EXERCISE: Reproduce the listing below exactly, minus its pictures.

INPUT:
*** Block opens ***
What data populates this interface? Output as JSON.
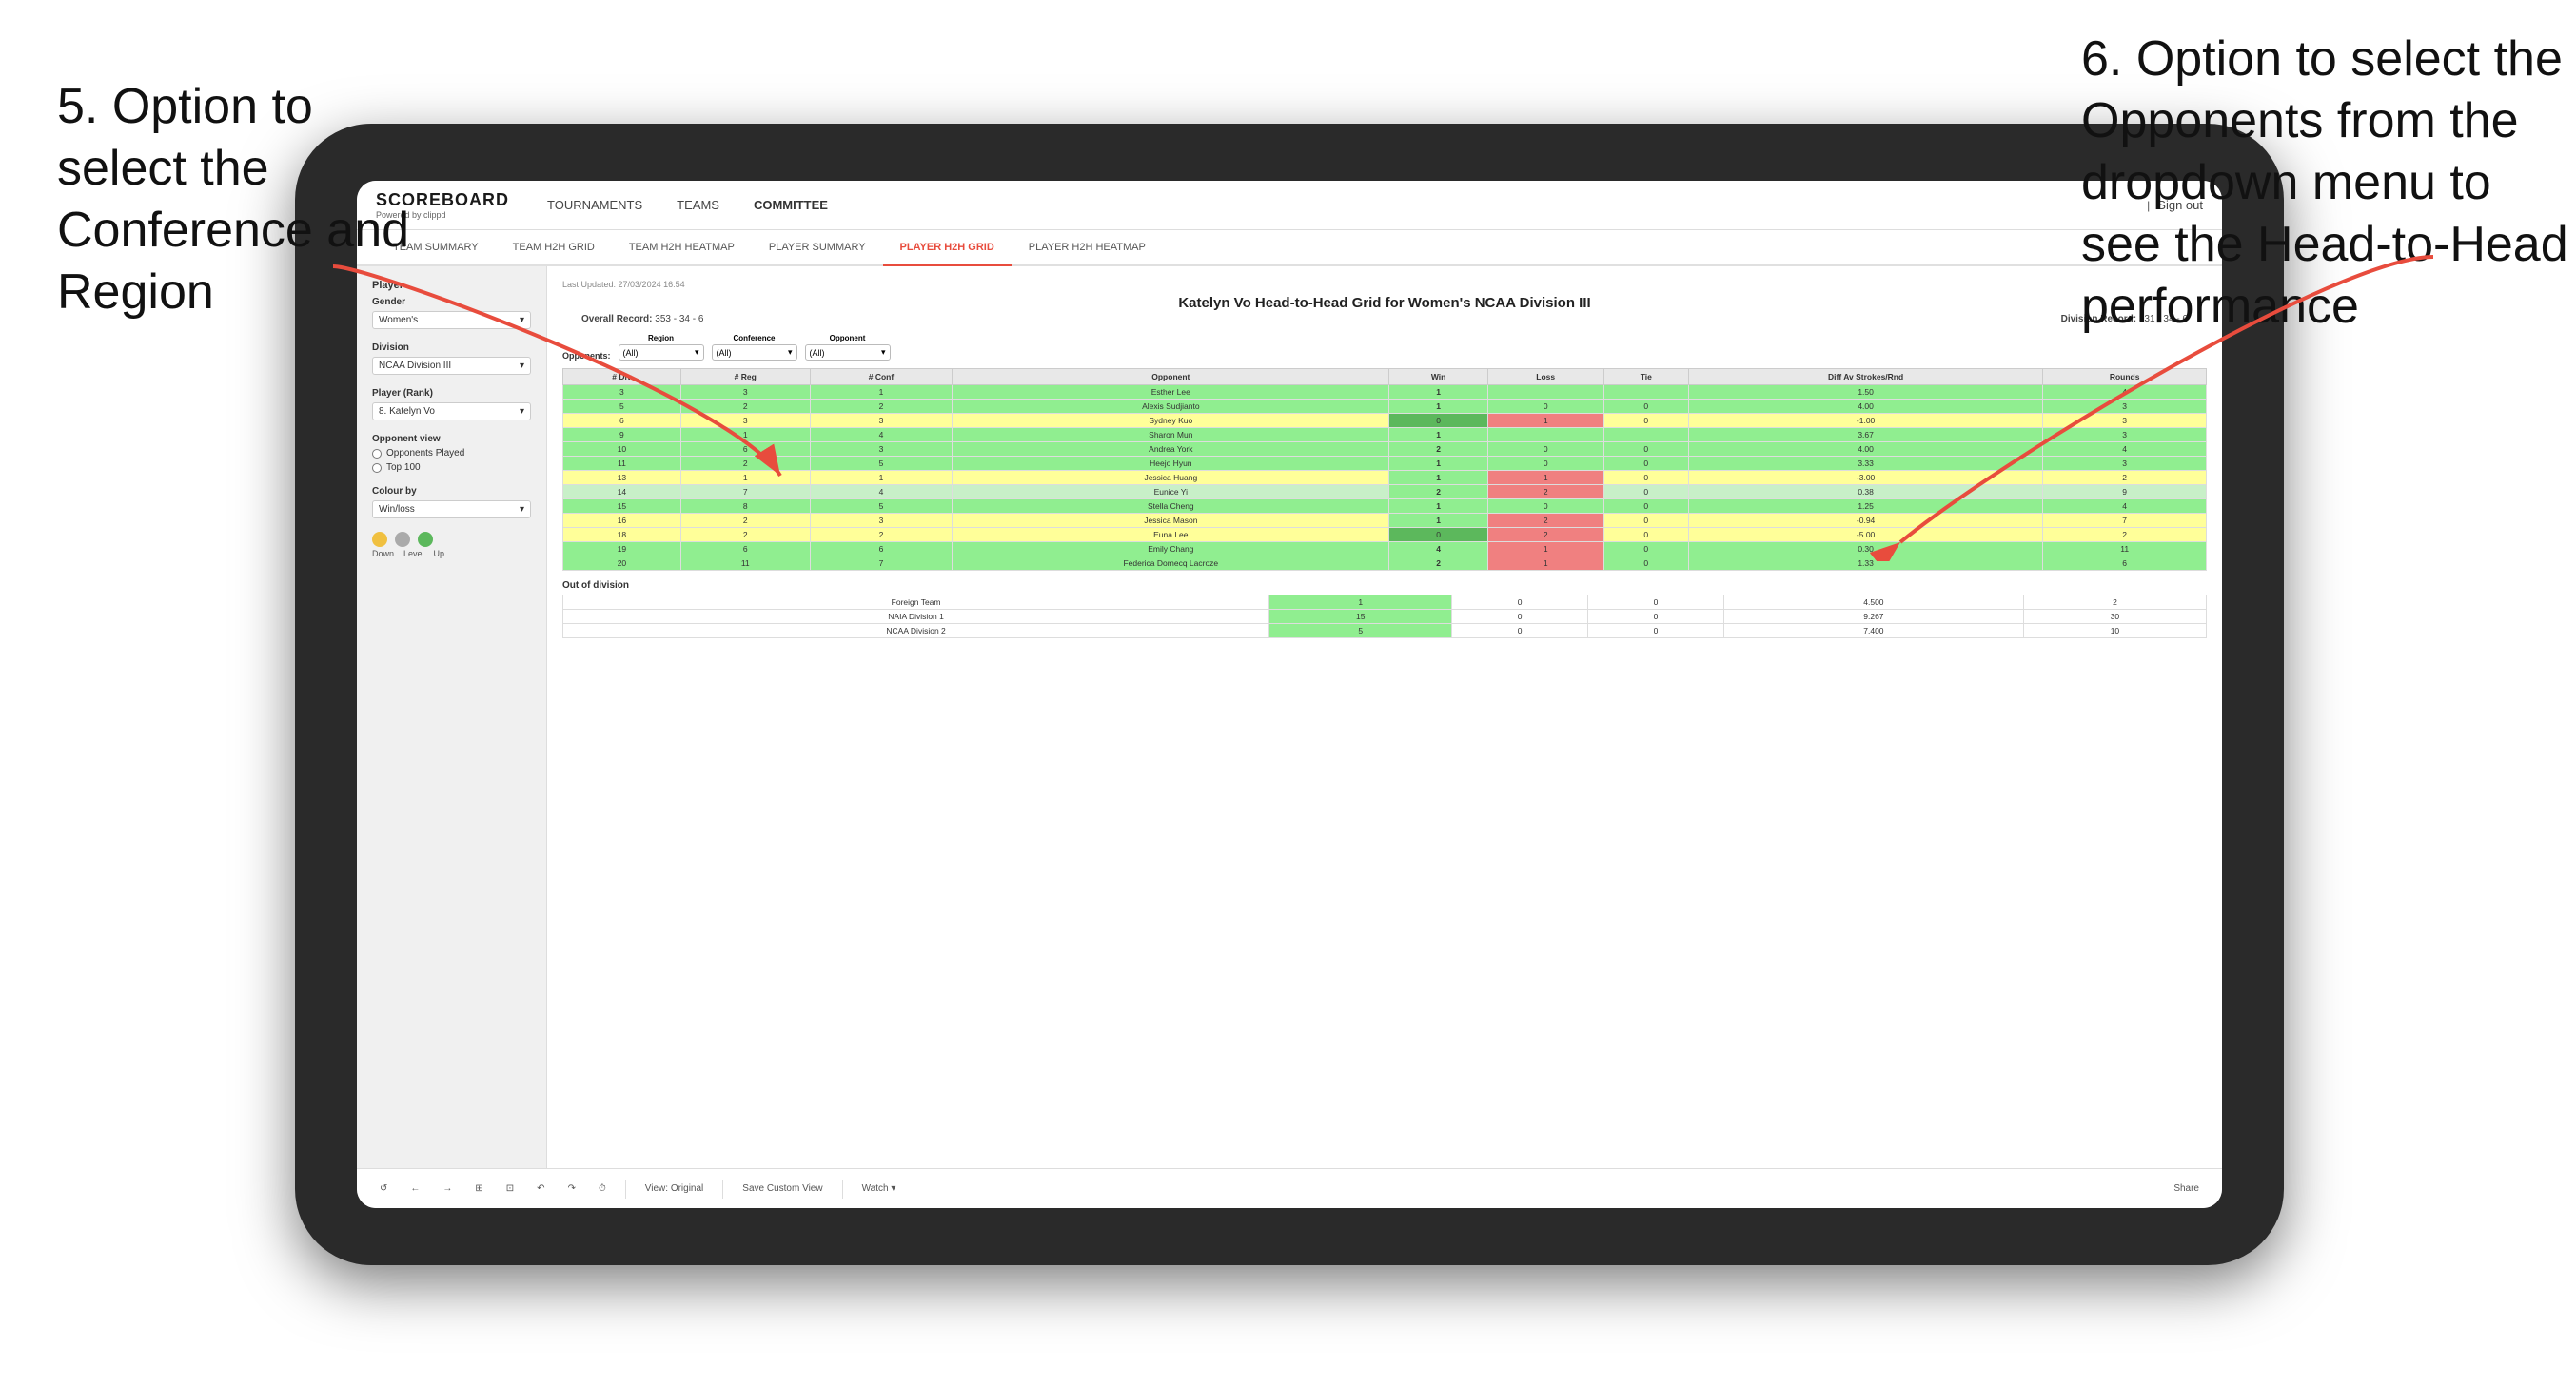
{
  "annotations": {
    "left": "5. Option to select the Conference and Region",
    "right": "6. Option to select the Opponents from the dropdown menu to see the Head-to-Head performance"
  },
  "nav": {
    "logo": "SCOREBOARD",
    "logo_sub": "Powered by clippd",
    "items": [
      "TOURNAMENTS",
      "TEAMS",
      "COMMITTEE"
    ],
    "active_item": "COMMITTEE",
    "sign_out": "Sign out"
  },
  "sub_tabs": [
    "TEAM SUMMARY",
    "TEAM H2H GRID",
    "TEAM H2H HEATMAP",
    "PLAYER SUMMARY",
    "PLAYER H2H GRID",
    "PLAYER H2H HEATMAP"
  ],
  "active_sub_tab": "PLAYER H2H GRID",
  "sidebar": {
    "player_title": "Player",
    "gender_label": "Gender",
    "gender_value": "Women's",
    "division_label": "Division",
    "division_value": "NCAA Division III",
    "player_rank_label": "Player (Rank)",
    "player_rank_value": "8. Katelyn Vo",
    "opponent_view_label": "Opponent view",
    "opponent_options": [
      "Opponents Played",
      "Top 100"
    ],
    "colour_by_label": "Colour by",
    "colour_by_value": "Win/loss",
    "circle_labels": [
      "Down",
      "Level",
      "Up"
    ]
  },
  "content": {
    "last_updated": "Last Updated: 27/03/2024 16:54",
    "title": "Katelyn Vo Head-to-Head Grid for Women's NCAA Division III",
    "overall_record_label": "Overall Record:",
    "overall_record": "353 - 34 - 6",
    "division_record_label": "Division Record:",
    "division_record": "331 - 34 - 6",
    "filter": {
      "region_label": "Region",
      "conference_label": "Conference",
      "opponent_label": "Opponent",
      "opponents_label": "Opponents:",
      "region_value": "(All)",
      "conference_value": "(All)",
      "opponent_value": "(All)"
    },
    "table_headers": [
      "# Div",
      "# Reg",
      "# Conf",
      "Opponent",
      "Win",
      "Loss",
      "Tie",
      "Diff Av Strokes/Rnd",
      "Rounds"
    ],
    "table_rows": [
      {
        "div": "3",
        "reg": "3",
        "conf": "1",
        "opponent": "Esther Lee",
        "win": "1",
        "loss": "",
        "tie": "",
        "diff": "1.50",
        "rounds": "4",
        "row_class": "row-green"
      },
      {
        "div": "5",
        "reg": "2",
        "conf": "2",
        "opponent": "Alexis Sudjianto",
        "win": "1",
        "loss": "0",
        "tie": "0",
        "diff": "4.00",
        "rounds": "3",
        "row_class": "row-green"
      },
      {
        "div": "6",
        "reg": "3",
        "conf": "3",
        "opponent": "Sydney Kuo",
        "win": "0",
        "loss": "1",
        "tie": "0",
        "diff": "-1.00",
        "rounds": "3",
        "row_class": "row-yellow"
      },
      {
        "div": "9",
        "reg": "1",
        "conf": "4",
        "opponent": "Sharon Mun",
        "win": "1",
        "loss": "",
        "tie": "",
        "diff": "3.67",
        "rounds": "3",
        "row_class": "row-green"
      },
      {
        "div": "10",
        "reg": "6",
        "conf": "3",
        "opponent": "Andrea York",
        "win": "2",
        "loss": "0",
        "tie": "0",
        "diff": "4.00",
        "rounds": "4",
        "row_class": "row-green"
      },
      {
        "div": "11",
        "reg": "2",
        "conf": "5",
        "opponent": "Heejo Hyun",
        "win": "1",
        "loss": "0",
        "tie": "0",
        "diff": "3.33",
        "rounds": "3",
        "row_class": "row-green"
      },
      {
        "div": "13",
        "reg": "1",
        "conf": "1",
        "opponent": "Jessica Huang",
        "win": "1",
        "loss": "1",
        "tie": "0",
        "diff": "-3.00",
        "rounds": "2",
        "row_class": "row-yellow"
      },
      {
        "div": "14",
        "reg": "7",
        "conf": "4",
        "opponent": "Eunice Yi",
        "win": "2",
        "loss": "2",
        "tie": "0",
        "diff": "0.38",
        "rounds": "9",
        "row_class": "row-light-green"
      },
      {
        "div": "15",
        "reg": "8",
        "conf": "5",
        "opponent": "Stella Cheng",
        "win": "1",
        "loss": "0",
        "tie": "0",
        "diff": "1.25",
        "rounds": "4",
        "row_class": "row-green"
      },
      {
        "div": "16",
        "reg": "2",
        "conf": "3",
        "opponent": "Jessica Mason",
        "win": "1",
        "loss": "2",
        "tie": "0",
        "diff": "-0.94",
        "rounds": "7",
        "row_class": "row-yellow"
      },
      {
        "div": "18",
        "reg": "2",
        "conf": "2",
        "opponent": "Euna Lee",
        "win": "0",
        "loss": "2",
        "tie": "0",
        "diff": "-5.00",
        "rounds": "2",
        "row_class": "row-yellow"
      },
      {
        "div": "19",
        "reg": "6",
        "conf": "6",
        "opponent": "Emily Chang",
        "win": "4",
        "loss": "1",
        "tie": "0",
        "diff": "0.30",
        "rounds": "11",
        "row_class": "row-green"
      },
      {
        "div": "20",
        "reg": "11",
        "conf": "7",
        "opponent": "Federica Domecq Lacroze",
        "win": "2",
        "loss": "1",
        "tie": "0",
        "diff": "1.33",
        "rounds": "6",
        "row_class": "row-green"
      }
    ],
    "out_of_division_title": "Out of division",
    "out_of_division_rows": [
      {
        "opponent": "Foreign Team",
        "win": "1",
        "loss": "0",
        "tie": "0",
        "diff": "4.500",
        "rounds": "2"
      },
      {
        "opponent": "NAIA Division 1",
        "win": "15",
        "loss": "0",
        "tie": "0",
        "diff": "9.267",
        "rounds": "30"
      },
      {
        "opponent": "NCAA Division 2",
        "win": "5",
        "loss": "0",
        "tie": "0",
        "diff": "7.400",
        "rounds": "10"
      }
    ]
  },
  "toolbar": {
    "buttons": [
      "↺",
      "←",
      "→",
      "⊞",
      "⊡",
      "↶",
      "↷",
      "⏱",
      "View: Original",
      "Save Custom View",
      "Watch ▾",
      "⊞",
      "⊡",
      "Share"
    ]
  }
}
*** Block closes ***
ANSWER SPACE:
What data populates this interface? Output as JSON.
{
  "annotations": {
    "left": "5. Option to select the Conference and Region",
    "right": "6. Option to select the Opponents from the dropdown menu to see the Head-to-Head performance"
  },
  "nav": {
    "logo": "SCOREBOARD",
    "logo_sub": "Powered by clippd",
    "items": [
      "TOURNAMENTS",
      "TEAMS",
      "COMMITTEE"
    ],
    "active_item": "COMMITTEE",
    "sign_out": "Sign out"
  },
  "sub_tabs": [
    "TEAM SUMMARY",
    "TEAM H2H GRID",
    "TEAM H2H HEATMAP",
    "PLAYER SUMMARY",
    "PLAYER H2H GRID",
    "PLAYER H2H HEATMAP"
  ],
  "active_sub_tab": "PLAYER H2H GRID",
  "sidebar": {
    "player_title": "Player",
    "gender_label": "Gender",
    "gender_value": "Women's",
    "division_label": "Division",
    "division_value": "NCAA Division III",
    "player_rank_label": "Player (Rank)",
    "player_rank_value": "8. Katelyn Vo",
    "opponent_view_label": "Opponent view",
    "opponent_options": [
      "Opponents Played",
      "Top 100"
    ],
    "colour_by_label": "Colour by",
    "colour_by_value": "Win/loss",
    "circle_labels": [
      "Down",
      "Level",
      "Up"
    ]
  },
  "content": {
    "last_updated": "Last Updated: 27/03/2024 16:54",
    "title": "Katelyn Vo Head-to-Head Grid for Women's NCAA Division III",
    "overall_record_label": "Overall Record:",
    "overall_record": "353 - 34 - 6",
    "division_record_label": "Division Record:",
    "division_record": "331 - 34 - 6",
    "filter": {
      "region_label": "Region",
      "conference_label": "Conference",
      "opponent_label": "Opponent",
      "opponents_label": "Opponents:",
      "region_value": "(All)",
      "conference_value": "(All)",
      "opponent_value": "(All)"
    },
    "table_headers": [
      "# Div",
      "# Reg",
      "# Conf",
      "Opponent",
      "Win",
      "Loss",
      "Tie",
      "Diff Av Strokes/Rnd",
      "Rounds"
    ],
    "table_rows": [
      {
        "div": "3",
        "reg": "3",
        "conf": "1",
        "opponent": "Esther Lee",
        "win": "1",
        "loss": "",
        "tie": "",
        "diff": "1.50",
        "rounds": "4",
        "row_class": "row-green"
      },
      {
        "div": "5",
        "reg": "2",
        "conf": "2",
        "opponent": "Alexis Sudjianto",
        "win": "1",
        "loss": "0",
        "tie": "0",
        "diff": "4.00",
        "rounds": "3",
        "row_class": "row-green"
      },
      {
        "div": "6",
        "reg": "3",
        "conf": "3",
        "opponent": "Sydney Kuo",
        "win": "0",
        "loss": "1",
        "tie": "0",
        "diff": "-1.00",
        "rounds": "3",
        "row_class": "row-yellow"
      },
      {
        "div": "9",
        "reg": "1",
        "conf": "4",
        "opponent": "Sharon Mun",
        "win": "1",
        "loss": "",
        "tie": "",
        "diff": "3.67",
        "rounds": "3",
        "row_class": "row-green"
      },
      {
        "div": "10",
        "reg": "6",
        "conf": "3",
        "opponent": "Andrea York",
        "win": "2",
        "loss": "0",
        "tie": "0",
        "diff": "4.00",
        "rounds": "4",
        "row_class": "row-green"
      },
      {
        "div": "11",
        "reg": "2",
        "conf": "5",
        "opponent": "Heejo Hyun",
        "win": "1",
        "loss": "0",
        "tie": "0",
        "diff": "3.33",
        "rounds": "3",
        "row_class": "row-green"
      },
      {
        "div": "13",
        "reg": "1",
        "conf": "1",
        "opponent": "Jessica Huang",
        "win": "1",
        "loss": "1",
        "tie": "0",
        "diff": "-3.00",
        "rounds": "2",
        "row_class": "row-yellow"
      },
      {
        "div": "14",
        "reg": "7",
        "conf": "4",
        "opponent": "Eunice Yi",
        "win": "2",
        "loss": "2",
        "tie": "0",
        "diff": "0.38",
        "rounds": "9",
        "row_class": "row-light-green"
      },
      {
        "div": "15",
        "reg": "8",
        "conf": "5",
        "opponent": "Stella Cheng",
        "win": "1",
        "loss": "0",
        "tie": "0",
        "diff": "1.25",
        "rounds": "4",
        "row_class": "row-green"
      },
      {
        "div": "16",
        "reg": "2",
        "conf": "3",
        "opponent": "Jessica Mason",
        "win": "1",
        "loss": "2",
        "tie": "0",
        "diff": "-0.94",
        "rounds": "7",
        "row_class": "row-yellow"
      },
      {
        "div": "18",
        "reg": "2",
        "conf": "2",
        "opponent": "Euna Lee",
        "win": "0",
        "loss": "2",
        "tie": "0",
        "diff": "-5.00",
        "rounds": "2",
        "row_class": "row-yellow"
      },
      {
        "div": "19",
        "reg": "6",
        "conf": "6",
        "opponent": "Emily Chang",
        "win": "4",
        "loss": "1",
        "tie": "0",
        "diff": "0.30",
        "rounds": "11",
        "row_class": "row-green"
      },
      {
        "div": "20",
        "reg": "11",
        "conf": "7",
        "opponent": "Federica Domecq Lacroze",
        "win": "2",
        "loss": "1",
        "tie": "0",
        "diff": "1.33",
        "rounds": "6",
        "row_class": "row-green"
      }
    ],
    "out_of_division_title": "Out of division",
    "out_of_division_rows": [
      {
        "opponent": "Foreign Team",
        "win": "1",
        "loss": "0",
        "tie": "0",
        "diff": "4.500",
        "rounds": "2"
      },
      {
        "opponent": "NAIA Division 1",
        "win": "15",
        "loss": "0",
        "tie": "0",
        "diff": "9.267",
        "rounds": "30"
      },
      {
        "opponent": "NCAA Division 2",
        "win": "5",
        "loss": "0",
        "tie": "0",
        "diff": "7.400",
        "rounds": "10"
      }
    ]
  },
  "toolbar": {
    "buttons": [
      "↺",
      "←",
      "→",
      "⊞",
      "⊡",
      "↶",
      "↷",
      "⏱",
      "View: Original",
      "Save Custom View",
      "Watch ▾",
      "⊞",
      "⊡",
      "Share"
    ]
  }
}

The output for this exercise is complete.